Museums and exhibitions
The many museums in the Lusatian Lakeland invite visitors to explore the region’s history. Among them is the Lusatian Mining Museum – Knappenrode Energy Factory. Stepping into the factory buildings feels like travelling back to Germany’s industrial heyday in the 19th century. The smell of freshly pressed coal briquettes lingers in the air. The museum houses an almost complete chronological collection of historical briquette-making technology that is unique in Europe. In addition to this extensive display, there are more than a dozen other exhibition spaces and interactive areas.

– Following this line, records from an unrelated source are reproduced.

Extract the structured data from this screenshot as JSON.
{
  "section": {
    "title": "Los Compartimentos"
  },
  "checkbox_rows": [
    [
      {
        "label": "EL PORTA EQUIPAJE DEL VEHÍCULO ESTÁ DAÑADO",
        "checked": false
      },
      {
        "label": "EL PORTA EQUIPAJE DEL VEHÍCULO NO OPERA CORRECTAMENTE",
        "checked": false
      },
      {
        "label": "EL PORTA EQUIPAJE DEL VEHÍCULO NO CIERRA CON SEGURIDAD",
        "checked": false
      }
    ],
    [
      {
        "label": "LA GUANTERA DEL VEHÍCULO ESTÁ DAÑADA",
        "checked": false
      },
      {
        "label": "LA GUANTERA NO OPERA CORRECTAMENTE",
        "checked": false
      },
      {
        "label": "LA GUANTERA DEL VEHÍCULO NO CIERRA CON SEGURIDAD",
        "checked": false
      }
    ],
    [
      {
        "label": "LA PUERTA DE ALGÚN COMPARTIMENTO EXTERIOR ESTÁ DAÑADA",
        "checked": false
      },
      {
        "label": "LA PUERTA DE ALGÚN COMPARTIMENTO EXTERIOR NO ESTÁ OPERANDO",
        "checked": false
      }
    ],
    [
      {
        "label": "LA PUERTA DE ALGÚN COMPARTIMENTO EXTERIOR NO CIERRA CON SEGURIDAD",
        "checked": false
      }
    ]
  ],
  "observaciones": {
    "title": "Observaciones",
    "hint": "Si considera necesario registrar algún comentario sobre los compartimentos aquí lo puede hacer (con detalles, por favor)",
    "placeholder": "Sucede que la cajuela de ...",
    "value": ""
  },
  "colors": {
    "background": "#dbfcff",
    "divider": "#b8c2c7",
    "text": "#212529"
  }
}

The historical residences at Senftenberg, Hoyerswerda and Spremberg have been turned into museums. The 400-year-old Senftenberg Fortress offers fascinating insights into the history of Lusatia. The exhibitions are varied and cover subjects ranging from wine-making traditions in and around the town to mining as an industry that shaped the region. The palace building also houses the Lusatia art collection, which comprises paintings, prints and sculptures by artists from the region. Ernst Barlach’s sculpture of a beggar, mounted on a brick plinth in the palace courtyard, is a particular highlight. A new exhibition at the fortress takes you on a fascinating journey through the history of lignite mining in Lusatia and the region’s transformation into what is now the Lusatian Lakeland.
In Lauchhammer, a town famous for ornamental casting, a former warehouse now serves as an exhibition space. On display is an extensive collection of templates and models that were used to cast sculptures and monuments as well as ornamental cast-iron objects of everyday use.
The ‘IBA meets IBA’ exhibition at the IBA Terraces on the banks of Lake Grossräschen offers profound insights into 100 years of experience gained from various International Building Exhibitions (‘Internationale Bauausstellungen’, IBA). Nearby at Seehotel Grossräschen, you can marvel at astonishing reproductions of the works of various renowned artists. This Museum of Art Fakes displays masterful forgeries and copies of more than 50 world-famous paintings.